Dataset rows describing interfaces
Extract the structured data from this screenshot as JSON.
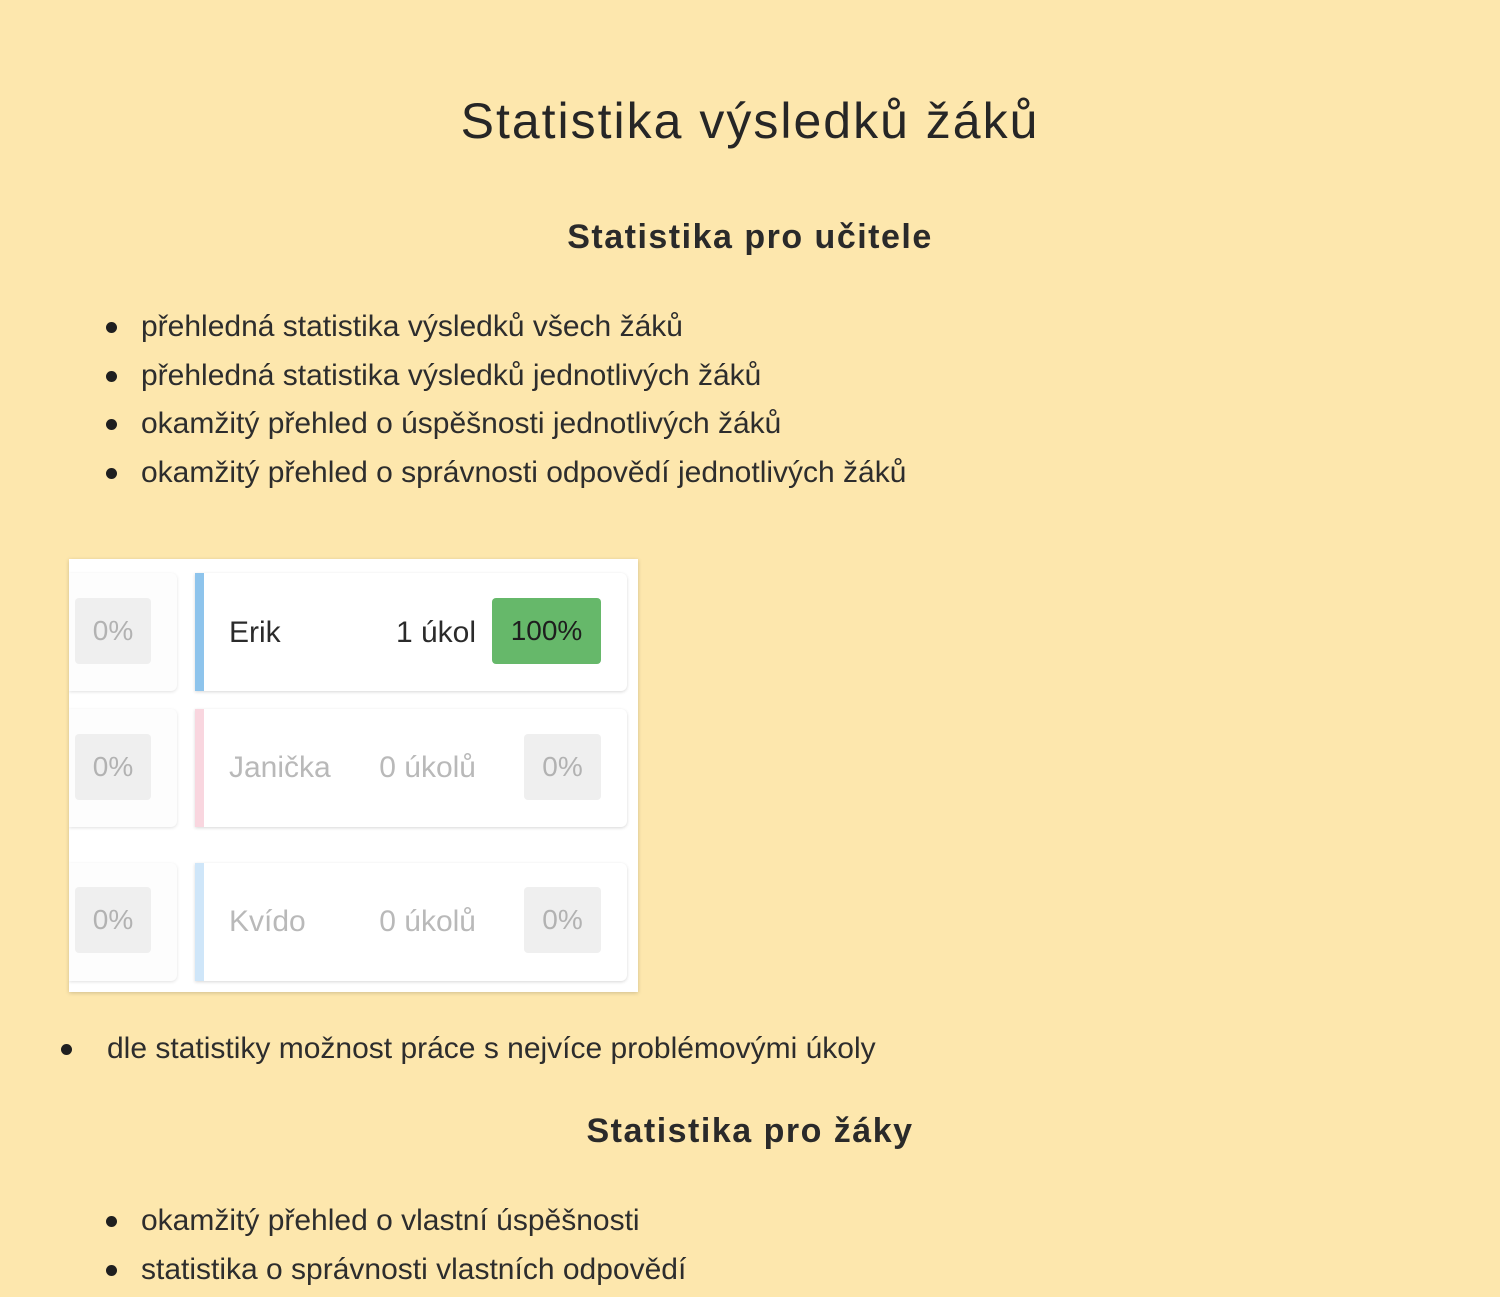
{
  "page": {
    "title": "Statistika výsledků žáků"
  },
  "teacher_section": {
    "heading": "Statistika pro učitele",
    "bullets": [
      "přehledná statistika výsledků všech žáků",
      "přehledná statistika výsledků jednotlivých žáků",
      "okamžitý přehled o úspěšnosti jednotlivých žáků",
      "okamžitý přehled o správnosti odpovědí jednotlivých žáků"
    ],
    "extra_bullet": "dle statistiky možnost práce s nejvíce problémovými úkoly"
  },
  "widget": {
    "previous_column": [
      "0%",
      "0%",
      "0%"
    ],
    "students": [
      {
        "name": "Erik",
        "tasks": "1 úkol",
        "percent": "100%",
        "stripe_color": "#8ec4ec",
        "active": true
      },
      {
        "name": "Janička",
        "tasks": "0 úkolů",
        "percent": "0%",
        "stripe_color": "#f9d6df",
        "active": false
      },
      {
        "name": "Kvído",
        "tasks": "0 úkolů",
        "percent": "0%",
        "stripe_color": "#cfe6f9",
        "active": false
      }
    ]
  },
  "student_section": {
    "heading": "Statistika pro žáky",
    "bullets": [
      "okamžitý přehled o vlastní úspěšnosti",
      "statistika o správnosti vlastních odpovědí"
    ]
  },
  "colors": {
    "background": "#fde7ad",
    "success_badge": "#66b86a",
    "neutral_badge": "#efefef"
  }
}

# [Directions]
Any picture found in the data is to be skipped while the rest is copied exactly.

# [Response box]
Extract the structured data from this screenshot as JSON.
{
  "page": {
    "title": "Statistika výsledků žáků"
  },
  "teacher_section": {
    "heading": "Statistika pro učitele",
    "bullets": [
      "přehledná statistika výsledků všech žáků",
      "přehledná statistika výsledků jednotlivých žáků",
      "okamžitý přehled o úspěšnosti jednotlivých žáků",
      "okamžitý přehled o správnosti odpovědí jednotlivých žáků"
    ],
    "extra_bullet": "dle statistiky možnost práce s nejvíce problémovými úkoly"
  },
  "widget": {
    "previous_column": [
      "0%",
      "0%",
      "0%"
    ],
    "students": [
      {
        "name": "Erik",
        "tasks": "1 úkol",
        "percent": "100%",
        "stripe_color": "#8ec4ec",
        "active": true
      },
      {
        "name": "Janička",
        "tasks": "0 úkolů",
        "percent": "0%",
        "stripe_color": "#f9d6df",
        "active": false
      },
      {
        "name": "Kvído",
        "tasks": "0 úkolů",
        "percent": "0%",
        "stripe_color": "#cfe6f9",
        "active": false
      }
    ]
  },
  "student_section": {
    "heading": "Statistika pro žáky",
    "bullets": [
      "okamžitý přehled o vlastní úspěšnosti",
      "statistika o správnosti vlastních odpovědí"
    ]
  },
  "colors": {
    "background": "#fde7ad",
    "success_badge": "#66b86a",
    "neutral_badge": "#efefef"
  }
}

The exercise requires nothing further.